[Dataset items]
════

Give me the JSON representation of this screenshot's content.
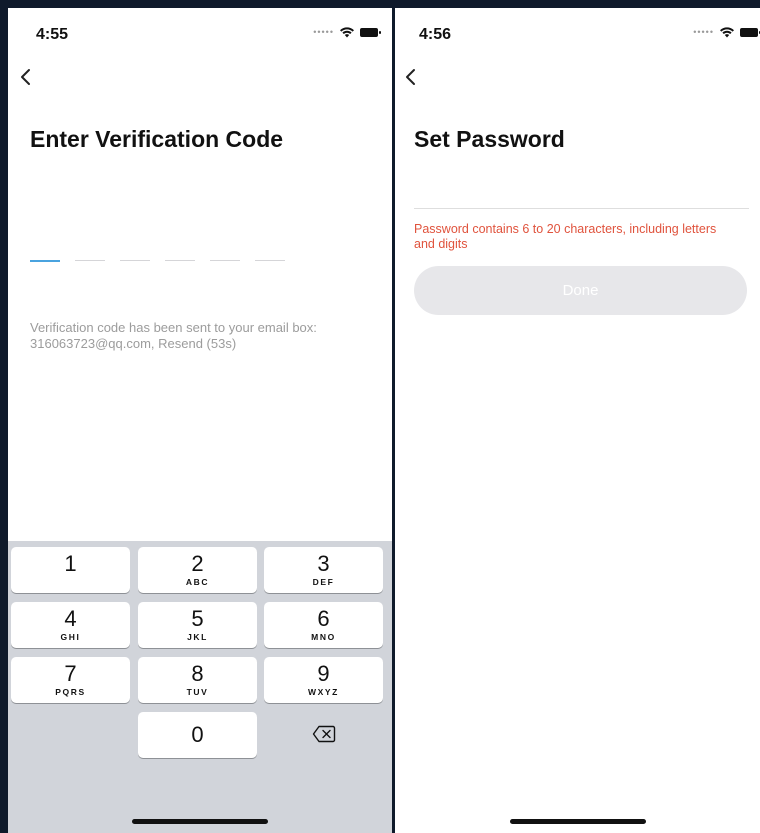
{
  "left_screen": {
    "status_time": "4:55",
    "title": "Enter Verification Code",
    "code_length": 6,
    "sent_note": "Verification code has been sent to your email box: 316063723@qq.com, Resend (53s)",
    "keypad": {
      "keys": [
        {
          "digit": "1",
          "letters": ""
        },
        {
          "digit": "2",
          "letters": "ABC"
        },
        {
          "digit": "3",
          "letters": "DEF"
        },
        {
          "digit": "4",
          "letters": "GHI"
        },
        {
          "digit": "5",
          "letters": "JKL"
        },
        {
          "digit": "6",
          "letters": "MNO"
        },
        {
          "digit": "7",
          "letters": "PQRS"
        },
        {
          "digit": "8",
          "letters": "TUV"
        },
        {
          "digit": "9",
          "letters": "WXYZ"
        },
        {
          "digit": "0",
          "letters": ""
        }
      ]
    }
  },
  "right_screen": {
    "status_time": "4:56",
    "title": "Set Password",
    "password_value": "",
    "password_hint": "Password contains 6 to 20 characters, including letters and digits",
    "done_label": "Done"
  },
  "status_icons": [
    "signal-dots-icon",
    "wifi-icon",
    "battery-icon"
  ],
  "colors": {
    "background": "#0f1a2b",
    "active_underline": "#4aa3df",
    "hint_text": "#e0533d",
    "button_disabled": "#e7e7ea",
    "keypad_bg": "#d1d4da"
  }
}
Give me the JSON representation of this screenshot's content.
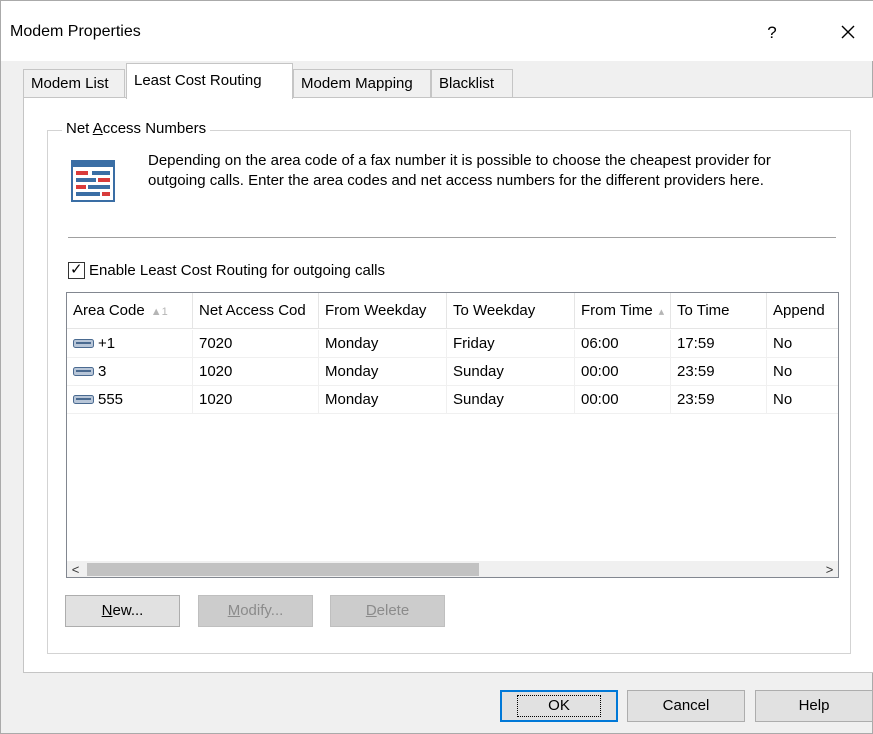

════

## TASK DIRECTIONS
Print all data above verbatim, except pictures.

## EXPECTED ANSWER
Give me the JSON representation of this screenshot's content.
{
  "left_screen": {
    "status_time": "4:55",
    "title": "Enter Verification Code",
    "code_length": 6,
    "sent_note": "Verification code has been sent to your email box: 316063723@qq.com, Resend (53s)",
    "keypad": {
      "keys": [
        {
          "digit": "1",
          "letters": ""
        },
        {
          "digit": "2",
          "letters": "ABC"
        },
        {
          "digit": "3",
          "letters": "DEF"
        },
        {
          "digit": "4",
          "letters": "GHI"
        },
        {
          "digit": "5",
          "letters": "JKL"
        },
        {
          "digit": "6",
          "letters": "MNO"
        },
        {
          "digit": "7",
          "letters": "PQRS"
        },
        {
          "digit": "8",
          "letters": "TUV"
        },
        {
          "digit": "9",
          "letters": "WXYZ"
        },
        {
          "digit": "0",
          "letters": ""
        }
      ]
    }
  },
  "right_screen": {
    "status_time": "4:56",
    "title": "Set Password",
    "password_value": "",
    "password_hint": "Password contains 6 to 20 characters, including letters and digits",
    "done_label": "Done"
  },
  "status_icons": [
    "signal-dots-icon",
    "wifi-icon",
    "battery-icon"
  ],
  "colors": {
    "background": "#0f1a2b",
    "active_underline": "#4aa3df",
    "hint_text": "#e0533d",
    "button_disabled": "#e7e7ea",
    "keypad_bg": "#d1d4da"
  }
}
Give me the JSON representation of this screenshot's content.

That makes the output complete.